## WORK ITEM
Please set down each line of the data again, unchanged.
──────── DATA SHOWN
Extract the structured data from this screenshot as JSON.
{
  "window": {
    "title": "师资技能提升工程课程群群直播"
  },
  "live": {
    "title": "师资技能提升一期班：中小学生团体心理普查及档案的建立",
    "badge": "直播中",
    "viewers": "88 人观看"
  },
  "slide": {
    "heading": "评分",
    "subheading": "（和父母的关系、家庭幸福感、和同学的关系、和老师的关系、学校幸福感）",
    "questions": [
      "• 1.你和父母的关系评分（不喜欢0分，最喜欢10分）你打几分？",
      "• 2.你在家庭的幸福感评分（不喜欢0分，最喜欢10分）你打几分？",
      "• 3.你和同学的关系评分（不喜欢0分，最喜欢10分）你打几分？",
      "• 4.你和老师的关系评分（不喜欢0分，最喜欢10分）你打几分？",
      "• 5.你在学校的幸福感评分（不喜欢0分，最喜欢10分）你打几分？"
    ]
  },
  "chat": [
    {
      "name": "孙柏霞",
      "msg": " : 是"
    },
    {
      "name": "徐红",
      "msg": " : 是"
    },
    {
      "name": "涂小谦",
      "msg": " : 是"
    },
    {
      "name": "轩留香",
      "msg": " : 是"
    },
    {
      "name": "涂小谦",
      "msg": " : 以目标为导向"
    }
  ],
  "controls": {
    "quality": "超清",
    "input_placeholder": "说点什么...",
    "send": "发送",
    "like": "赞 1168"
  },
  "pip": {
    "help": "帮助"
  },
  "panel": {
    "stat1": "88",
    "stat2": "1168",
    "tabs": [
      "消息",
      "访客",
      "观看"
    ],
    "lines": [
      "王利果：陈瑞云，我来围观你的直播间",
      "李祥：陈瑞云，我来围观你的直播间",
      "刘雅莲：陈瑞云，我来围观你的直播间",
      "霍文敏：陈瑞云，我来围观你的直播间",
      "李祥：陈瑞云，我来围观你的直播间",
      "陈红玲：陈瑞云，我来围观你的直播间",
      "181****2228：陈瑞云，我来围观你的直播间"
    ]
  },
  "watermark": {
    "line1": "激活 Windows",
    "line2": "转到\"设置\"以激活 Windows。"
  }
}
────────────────
## RESPONSE BELOW
Extract the structured data from this screenshot as JSON.
{
  "window": {
    "title": "师资技能提升工程课程群群直播"
  },
  "live": {
    "title": "师资技能提升一期班：中小学生团体心理普查及档案的建立",
    "badge": "直播中",
    "viewers": "88 人观看"
  },
  "slide": {
    "heading": "评分",
    "subheading": "（和父母的关系、家庭幸福感、和同学的关系、和老师的关系、学校幸福感）",
    "questions": [
      "• 1.你和父母的关系评分（不喜欢0分，最喜欢10分）你打几分？",
      "• 2.你在家庭的幸福感评分（不喜欢0分，最喜欢10分）你打几分？",
      "• 3.你和同学的关系评分（不喜欢0分，最喜欢10分）你打几分？",
      "• 4.你和老师的关系评分（不喜欢0分，最喜欢10分）你打几分？",
      "• 5.你在学校的幸福感评分（不喜欢0分，最喜欢10分）你打几分？"
    ]
  },
  "chat": [
    {
      "name": "孙柏霞",
      "msg": " : 是"
    },
    {
      "name": "徐红",
      "msg": " : 是"
    },
    {
      "name": "涂小谦",
      "msg": " : 是"
    },
    {
      "name": "轩留香",
      "msg": " : 是"
    },
    {
      "name": "涂小谦",
      "msg": " : 以目标为导向"
    }
  ],
  "controls": {
    "quality": "超清",
    "input_placeholder": "说点什么...",
    "send": "发送",
    "like": "赞 1168"
  },
  "pip": {
    "help": "帮助"
  },
  "panel": {
    "stat1": "88",
    "stat2": "1168",
    "tabs": [
      "消息",
      "访客",
      "观看"
    ],
    "lines": [
      "王利果：陈瑞云，我来围观你的直播间",
      "李祥：陈瑞云，我来围观你的直播间",
      "刘雅莲：陈瑞云，我来围观你的直播间",
      "霍文敏：陈瑞云，我来围观你的直播间",
      "李祥：陈瑞云，我来围观你的直播间",
      "陈红玲：陈瑞云，我来围观你的直播间",
      "181****2228：陈瑞云，我来围观你的直播间"
    ]
  },
  "watermark": {
    "line1": "激活 Windows",
    "line2": "转到\"设置\"以激活 Windows。"
  }
}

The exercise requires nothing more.